▸ **What you will do**
Give the records again exactly as written. Leave out the pictures.

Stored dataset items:
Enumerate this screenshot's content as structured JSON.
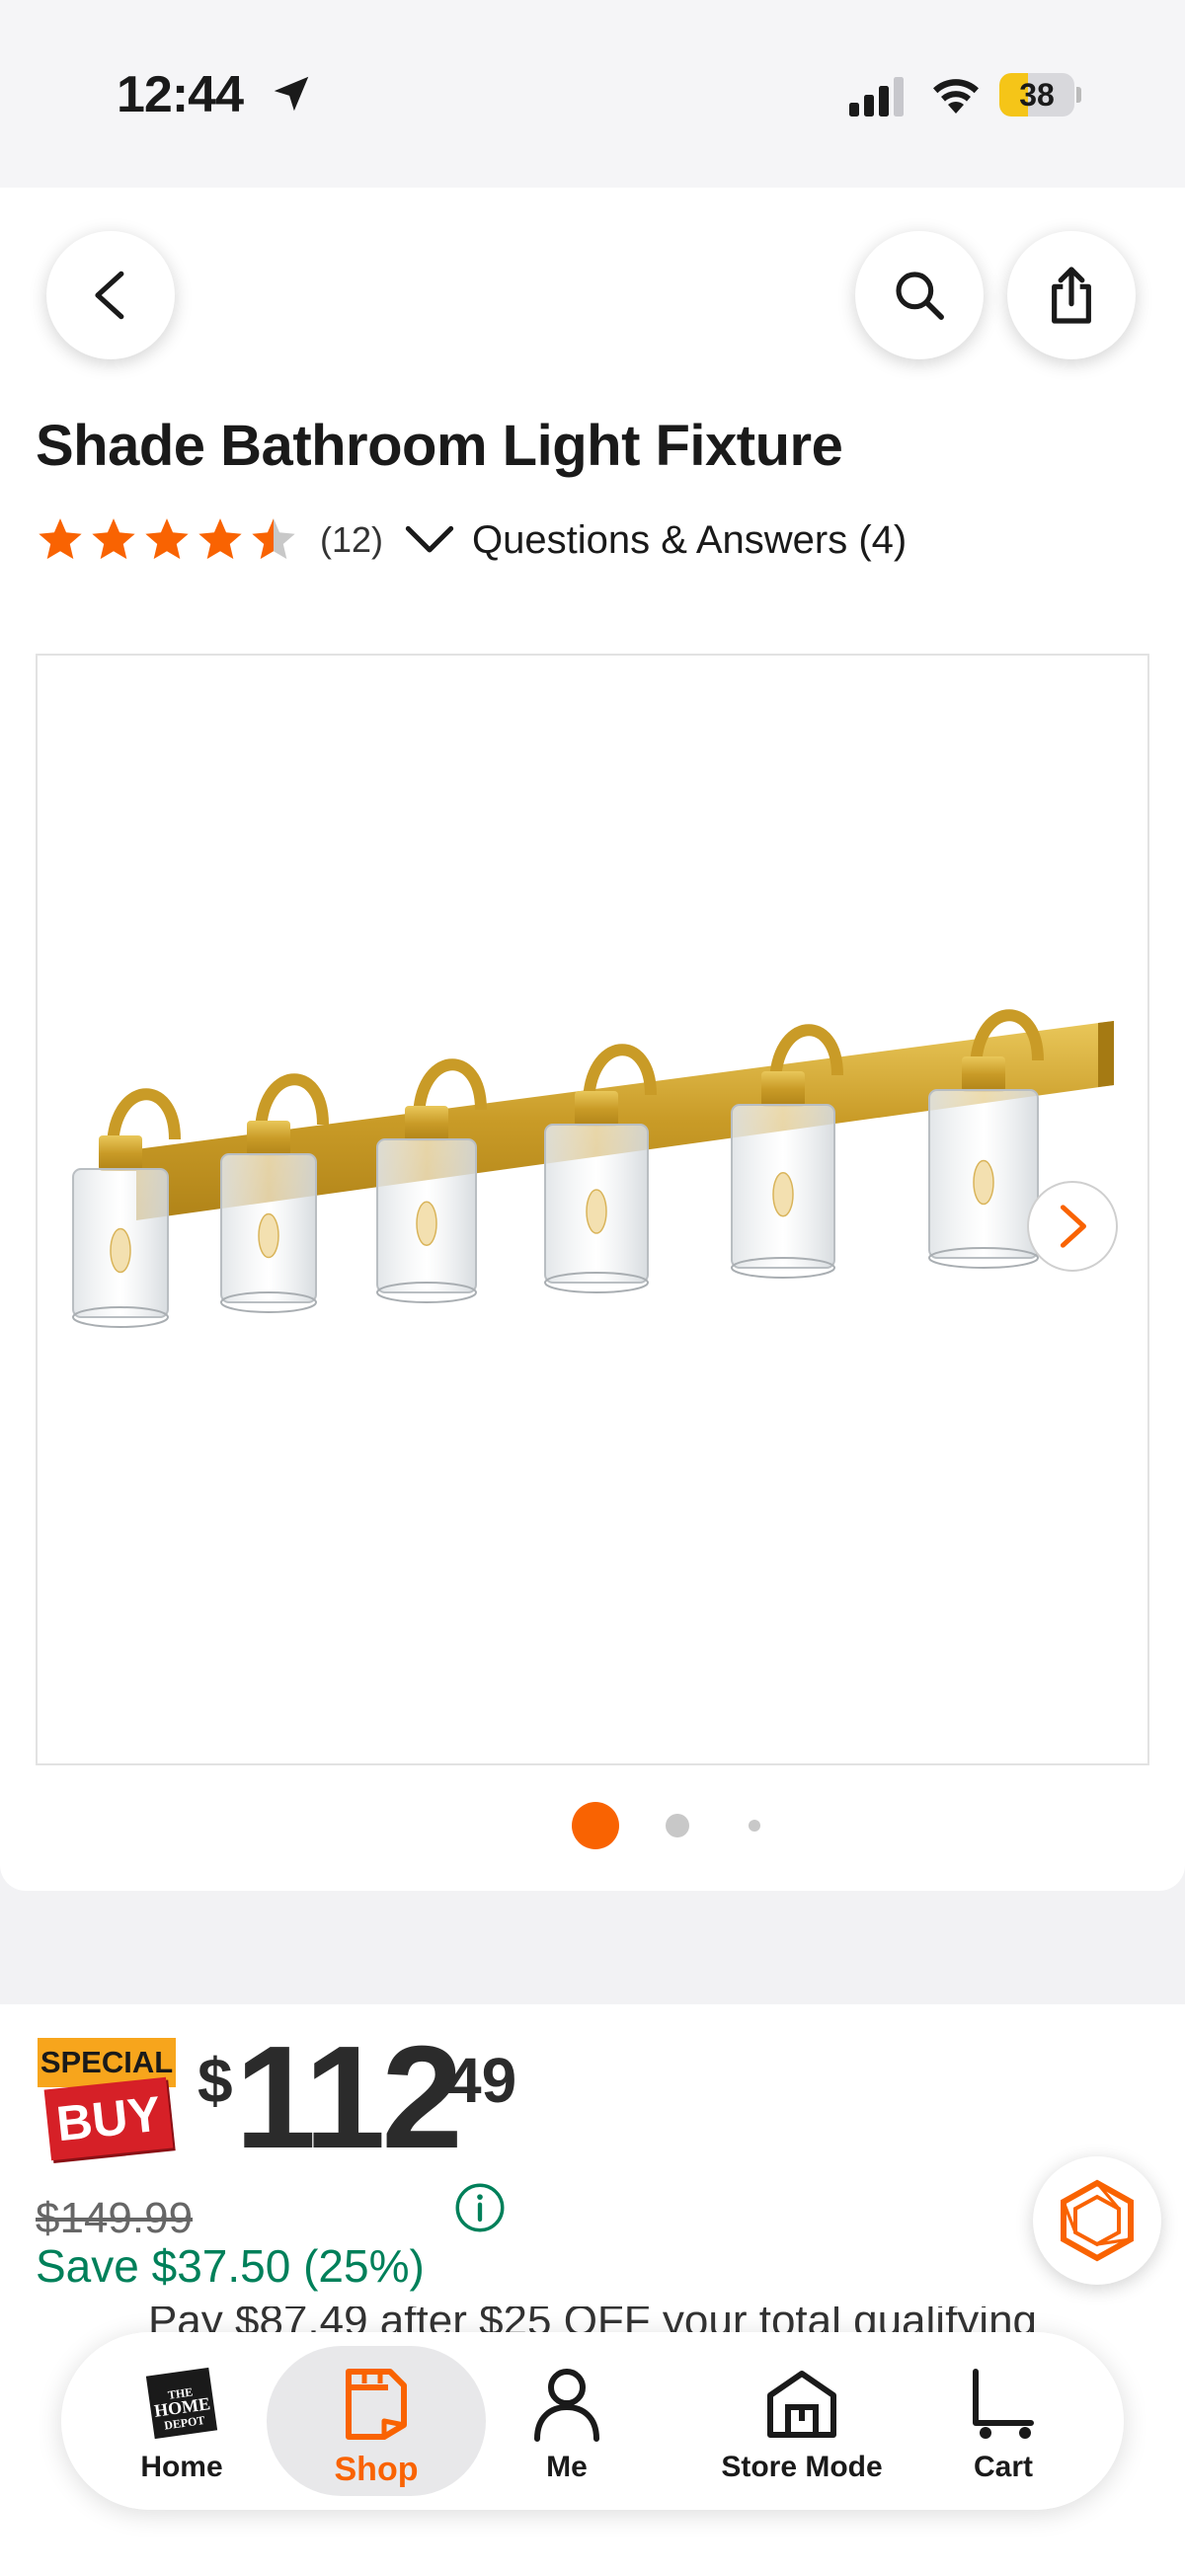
{
  "status_bar": {
    "time": "12:44",
    "battery": "38",
    "battery_level": 0.38
  },
  "header": {
    "back_icon": "chevron-left-icon",
    "search_icon": "search-icon",
    "share_icon": "share-icon"
  },
  "product": {
    "title": "Shade Bathroom Light Fixture",
    "rating": 4.5,
    "rating_max": 5,
    "review_count": "(12)",
    "qa_label": "Questions & Answers (4)",
    "image_count": 3,
    "active_image": 1
  },
  "pricing": {
    "badge_top": "SPECIAL",
    "badge_bottom": "BUY",
    "currency": "$",
    "dollars": "112",
    "cents": "49",
    "was_price": "$149.99",
    "savings": "Save $37.50 (25%)",
    "promo": "Pay $87.49 after $25 OFF your total qualifying"
  },
  "tab_bar": {
    "tabs": [
      {
        "label": "Home",
        "icon": "home-depot-logo-icon"
      },
      {
        "label": "Shop",
        "icon": "shop-icon"
      },
      {
        "label": "Me",
        "icon": "person-icon"
      },
      {
        "label": "Store Mode",
        "icon": "store-icon"
      },
      {
        "label": "Cart",
        "icon": "cart-icon"
      }
    ],
    "active": "Shop"
  },
  "colors": {
    "brand_orange": "#f96302",
    "save_green": "#00805a",
    "special_yellow": "#f7a51c",
    "buy_red": "#d62027",
    "star_orange": "#f96302"
  }
}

▸ **Expected answer**
Enumerate this screenshot's content as structured JSON.
{
  "status_bar": {
    "time": "12:44",
    "battery": "38",
    "battery_level": 0.38
  },
  "header": {
    "back_icon": "chevron-left-icon",
    "search_icon": "search-icon",
    "share_icon": "share-icon"
  },
  "product": {
    "title": "Shade Bathroom Light Fixture",
    "rating": 4.5,
    "rating_max": 5,
    "review_count": "(12)",
    "qa_label": "Questions & Answers (4)",
    "image_count": 3,
    "active_image": 1
  },
  "pricing": {
    "badge_top": "SPECIAL",
    "badge_bottom": "BUY",
    "currency": "$",
    "dollars": "112",
    "cents": "49",
    "was_price": "$149.99",
    "savings": "Save $37.50 (25%)",
    "promo": "Pay $87.49 after $25 OFF your total qualifying"
  },
  "tab_bar": {
    "tabs": [
      {
        "label": "Home",
        "icon": "home-depot-logo-icon"
      },
      {
        "label": "Shop",
        "icon": "shop-icon"
      },
      {
        "label": "Me",
        "icon": "person-icon"
      },
      {
        "label": "Store Mode",
        "icon": "store-icon"
      },
      {
        "label": "Cart",
        "icon": "cart-icon"
      }
    ],
    "active": "Shop"
  },
  "colors": {
    "brand_orange": "#f96302",
    "save_green": "#00805a",
    "special_yellow": "#f7a51c",
    "buy_red": "#d62027",
    "star_orange": "#f96302"
  }
}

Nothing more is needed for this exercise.